Santa María de la Redonda de los Cíbolos may have been located near what is now Shafter, Texas. Several Spanish sources, including Trasviña Retis, make no mention of the mission, but Ydoiaga visited the ruins of a mission church in the Cíbolos pueblo, which would have been Santa María de la Redonda de los Cíbolos.
The mission pueblo of Santa Cruz de Tapalcolmes was probably on the Texas side of the Rio Grande near what is now Redford, Texas. On November 30, 1747, Ydoiaga noted the former pueblo of Tapalcolmes. It was largely abandoned at that time except for a few Pescado Indians living in the surrounding area. Most Pescados had moved upriver to San Antonio de los Puliques. Another pueblo, San Cristóbal, was located on the left bank of the Rio Grande near the vicinity of present-day Redford, Texas. It was established by friars Gregorio Osorio and Juan Antonio García traveling with Trasviña Retis in 1715 to serve the Poxalmas. In 1747 Ydoiaga visited the pueblo and reported on the Indians. The missionary, Andrés Varo, had contemplated moving the mission to the opposite bank, but had not found an adequate location. The census for San Cristóbal at the time of the Ydoiaga inspection numbered 157 individuals. When Bishop Tamarón visited the area in 1765 the population was 117.
Although the Spanish clergy worked to convert the Indians to Christianity, other Spaniards wanted to enslave them in the silver mines.

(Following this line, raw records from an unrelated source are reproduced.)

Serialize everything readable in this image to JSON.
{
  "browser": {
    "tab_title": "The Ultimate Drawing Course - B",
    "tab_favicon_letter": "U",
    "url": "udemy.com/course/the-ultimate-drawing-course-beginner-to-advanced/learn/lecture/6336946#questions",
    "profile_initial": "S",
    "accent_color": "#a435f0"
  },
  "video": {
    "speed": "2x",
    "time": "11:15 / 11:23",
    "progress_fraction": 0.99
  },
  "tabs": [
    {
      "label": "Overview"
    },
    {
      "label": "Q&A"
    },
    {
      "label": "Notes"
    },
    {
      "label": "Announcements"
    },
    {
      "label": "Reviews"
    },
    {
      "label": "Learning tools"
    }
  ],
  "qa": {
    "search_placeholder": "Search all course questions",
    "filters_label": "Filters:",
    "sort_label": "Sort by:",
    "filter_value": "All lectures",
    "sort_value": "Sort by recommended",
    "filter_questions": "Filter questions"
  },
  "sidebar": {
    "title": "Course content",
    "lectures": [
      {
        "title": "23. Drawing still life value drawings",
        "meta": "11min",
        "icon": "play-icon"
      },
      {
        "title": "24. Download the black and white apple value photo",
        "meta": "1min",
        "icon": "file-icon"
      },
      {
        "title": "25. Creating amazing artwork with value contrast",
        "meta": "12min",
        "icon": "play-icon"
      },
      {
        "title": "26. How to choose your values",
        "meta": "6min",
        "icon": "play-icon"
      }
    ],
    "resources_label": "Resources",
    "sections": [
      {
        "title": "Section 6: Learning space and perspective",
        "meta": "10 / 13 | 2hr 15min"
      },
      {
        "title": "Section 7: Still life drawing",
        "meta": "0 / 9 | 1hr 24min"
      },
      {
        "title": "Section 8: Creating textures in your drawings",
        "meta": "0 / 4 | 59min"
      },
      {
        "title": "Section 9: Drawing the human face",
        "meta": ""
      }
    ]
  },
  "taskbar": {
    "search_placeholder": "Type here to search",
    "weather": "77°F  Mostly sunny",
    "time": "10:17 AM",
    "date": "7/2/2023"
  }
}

Spanish slavers raided La Junta from 1563 until 1760, leading to Indian protests that periodically closed the missions. The Presidio de la Junta de los Ríos Norte y Conchos was completed on July 22, 1760, for the protection of the missionaries. It was located on the right bank of the Rio Grande, below the Río Conchos, and was commanded by Capt. Manuel Muñoz. The presidio and missions were abandoned in 1767, but Muñoz returned in 1773. By 1794 the Spanish missionqv system and the presidiosqv that protected the missionaries declined. With the coming of the unsuccessful Hidalgo revolution in 1810 (see HIDALGO Y COSTILLO, MIGUEL), the missions and forts were abandoned. The surviving missions of La Junta and the presidio were deserted at that time.
La Junta de los Ríos resumed its ancient role as a trade and cultural junction in 1839, when Dr. Henry Connellyqv opened what is sometimes called the Chihuahua Trail. Traders hauled goods in carts between Independence, Missouri, and Chihuahua by way of La Junta. After the Mexican Warqv Anglos settled on the north side of the Rio Grande and accepted La Junta's opportunities for trading, farming, and ranching. See also LOMA ALTA SITE, MILLINGTON SITE.

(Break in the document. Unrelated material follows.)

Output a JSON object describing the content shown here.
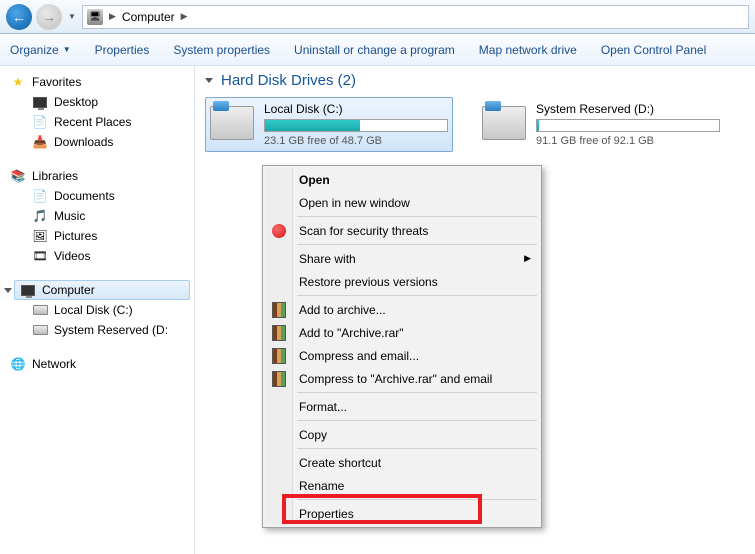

BIBLIOGRAPHY: Howard G. Applegate and C. Wayne Hanselka, La Junta de los Ríos del Norte y Conchos (Southwestern Studies 41, El Paso: Texas Western Press, 1974). Hubert Howe Bancroft, History of the North Mexican States and Texas (2 vols., San Francisco: History Company, 1886, 1889). Herbert Eugene Bolton, ed., Spanish Exploration in the Southwest, 1542-1706 (New York: Scribner, 1908; rpt., New York: Barnes and Noble, 1959). Carlos E. Castañeda, Our Catholic Heritage in Texas (7 vols., Austin: Von Boeckmann-Jones, 1936-58; rpt., New York: Arno, 1976). Pedro Tamarón y Romeral, Demonstración del Vastísimo Obispado de la Nueva Vizcaya, 1765, ed. Vito Alessio Robles (Mexico City: Antigua Librería Robredo de José Porrua e Hijos, 1937). Robert S. Weddle and Robert H. Thonhoff, Drama and Conflict: The Texas Saga of 1776 (Austin: Madrona, 1976). Joseph de Ydoiaga, Expedition to La Junta de los Ríos, trans. Enrique Rede Madrid (Office of the State Archeologist Special Report 33, Austin: Texas Historical Commission, 1992).
María Eva Flores, C.D.P., and Julia Cauble Smith